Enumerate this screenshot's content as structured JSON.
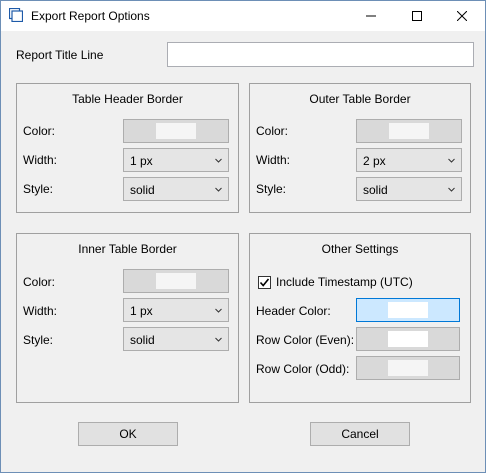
{
  "window": {
    "title": "Export Report Options"
  },
  "report_title": {
    "label": "Report Title Line",
    "value": ""
  },
  "groups": {
    "header_border": {
      "title": "Table Header Border",
      "color_label": "Color:",
      "width_label": "Width:",
      "width_value": "1 px",
      "style_label": "Style:",
      "style_value": "solid"
    },
    "outer_border": {
      "title": "Outer Table Border",
      "color_label": "Color:",
      "width_label": "Width:",
      "width_value": "2 px",
      "style_label": "Style:",
      "style_value": "solid"
    },
    "inner_border": {
      "title": "Inner Table Border",
      "color_label": "Color:",
      "width_label": "Width:",
      "width_value": "1 px",
      "style_label": "Style:",
      "style_value": "solid"
    },
    "other": {
      "title": "Other Settings",
      "timestamp_label": "Include Timestamp (UTC)",
      "timestamp_checked": true,
      "header_color_label": "Header Color:",
      "row_even_label": "Row Color (Even):",
      "row_odd_label": "Row Color (Odd):"
    }
  },
  "buttons": {
    "ok": "OK",
    "cancel": "Cancel"
  },
  "colors": {
    "selection": "#cce8ff",
    "accent": "#0078d7"
  }
}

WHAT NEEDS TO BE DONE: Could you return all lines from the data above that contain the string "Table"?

PROBLEM SOLUTION:
      "title": "Table Header Border",
      "title": "Outer Table Border",
      "title": "Inner Table Border",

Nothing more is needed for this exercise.